  • The Bass The River Sheila Mant Analysis

    934 Words  | 4 Pages

    Sometimes people have to make a hard decision or choice in life when deep down they have to end up letting go of one of the options. In the story, “The Bass, The River, and Sheila Mant” that was brought to life by W.D Wetherell, when the narrator had to make a hard choice of either letting Sheila go or the bass.There are many reasons the narrator had one of the hardest choices, including his immaturity as a teenage boy. The other main reason that it was a hard choice was that he wanted to impress

  • Should Cars Be Banned From Big Cities Essay

    931 Words  | 4 Pages

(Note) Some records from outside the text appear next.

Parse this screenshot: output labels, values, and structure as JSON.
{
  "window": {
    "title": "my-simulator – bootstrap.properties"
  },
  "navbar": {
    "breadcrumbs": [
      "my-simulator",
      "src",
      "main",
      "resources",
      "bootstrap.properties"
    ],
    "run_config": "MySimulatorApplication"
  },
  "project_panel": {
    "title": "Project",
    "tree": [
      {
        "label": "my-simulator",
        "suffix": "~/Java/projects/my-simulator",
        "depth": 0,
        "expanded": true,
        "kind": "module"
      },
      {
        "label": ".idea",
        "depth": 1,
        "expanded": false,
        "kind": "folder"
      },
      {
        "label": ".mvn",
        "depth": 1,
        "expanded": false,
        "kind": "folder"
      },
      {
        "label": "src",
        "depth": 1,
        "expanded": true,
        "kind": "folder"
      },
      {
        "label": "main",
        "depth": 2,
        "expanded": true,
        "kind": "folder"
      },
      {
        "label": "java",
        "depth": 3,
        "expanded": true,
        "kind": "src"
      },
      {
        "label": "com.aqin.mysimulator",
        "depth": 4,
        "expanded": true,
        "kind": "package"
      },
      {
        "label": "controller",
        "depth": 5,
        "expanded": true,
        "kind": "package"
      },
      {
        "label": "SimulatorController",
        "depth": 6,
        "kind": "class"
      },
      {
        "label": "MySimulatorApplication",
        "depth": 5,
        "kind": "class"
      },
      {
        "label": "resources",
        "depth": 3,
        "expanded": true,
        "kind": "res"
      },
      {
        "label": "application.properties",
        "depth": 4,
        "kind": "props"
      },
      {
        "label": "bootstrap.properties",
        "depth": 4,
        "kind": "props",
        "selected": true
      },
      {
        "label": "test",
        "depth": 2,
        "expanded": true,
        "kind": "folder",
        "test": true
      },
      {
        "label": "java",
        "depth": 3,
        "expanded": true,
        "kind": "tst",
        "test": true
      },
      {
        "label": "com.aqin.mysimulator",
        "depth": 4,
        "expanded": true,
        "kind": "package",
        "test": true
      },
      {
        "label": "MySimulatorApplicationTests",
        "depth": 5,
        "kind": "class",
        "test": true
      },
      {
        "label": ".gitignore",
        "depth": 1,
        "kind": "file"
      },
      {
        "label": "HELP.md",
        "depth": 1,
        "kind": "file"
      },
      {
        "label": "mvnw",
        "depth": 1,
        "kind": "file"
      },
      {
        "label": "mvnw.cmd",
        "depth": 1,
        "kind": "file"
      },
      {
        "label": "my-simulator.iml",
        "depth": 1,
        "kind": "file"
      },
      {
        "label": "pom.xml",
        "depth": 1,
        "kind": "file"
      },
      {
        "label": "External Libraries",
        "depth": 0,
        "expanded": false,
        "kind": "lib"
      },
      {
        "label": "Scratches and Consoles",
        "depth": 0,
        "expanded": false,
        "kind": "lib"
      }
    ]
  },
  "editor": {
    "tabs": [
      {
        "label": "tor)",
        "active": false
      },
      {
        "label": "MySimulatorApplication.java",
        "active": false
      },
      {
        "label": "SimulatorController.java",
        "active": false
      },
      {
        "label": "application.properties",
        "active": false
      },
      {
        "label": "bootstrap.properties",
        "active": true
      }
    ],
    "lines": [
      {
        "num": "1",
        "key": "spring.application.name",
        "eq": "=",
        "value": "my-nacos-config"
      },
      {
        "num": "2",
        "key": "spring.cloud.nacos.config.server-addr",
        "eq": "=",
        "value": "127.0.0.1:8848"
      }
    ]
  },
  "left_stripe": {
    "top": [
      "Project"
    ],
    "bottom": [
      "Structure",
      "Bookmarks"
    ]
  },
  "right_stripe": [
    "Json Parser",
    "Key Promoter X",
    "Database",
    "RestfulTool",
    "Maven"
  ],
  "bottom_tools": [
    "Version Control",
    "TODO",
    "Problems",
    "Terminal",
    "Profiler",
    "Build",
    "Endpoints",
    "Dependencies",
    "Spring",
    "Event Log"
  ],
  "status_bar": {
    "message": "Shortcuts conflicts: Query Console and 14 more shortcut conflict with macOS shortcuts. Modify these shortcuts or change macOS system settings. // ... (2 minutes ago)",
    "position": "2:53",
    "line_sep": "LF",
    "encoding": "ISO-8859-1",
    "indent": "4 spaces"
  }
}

    Nowadays, a lot of people have their own cars and one family might have more than two cars even. People find it impossible to live without cars but they don’t know how negatively it affects their life and even the environment around them that will affect their future later. No one can regret how cars are really important and useful in life but no one knows how it can make their life gloomy. The government should definitely start taking a step and stopping cars in big cities. Cars should absolutely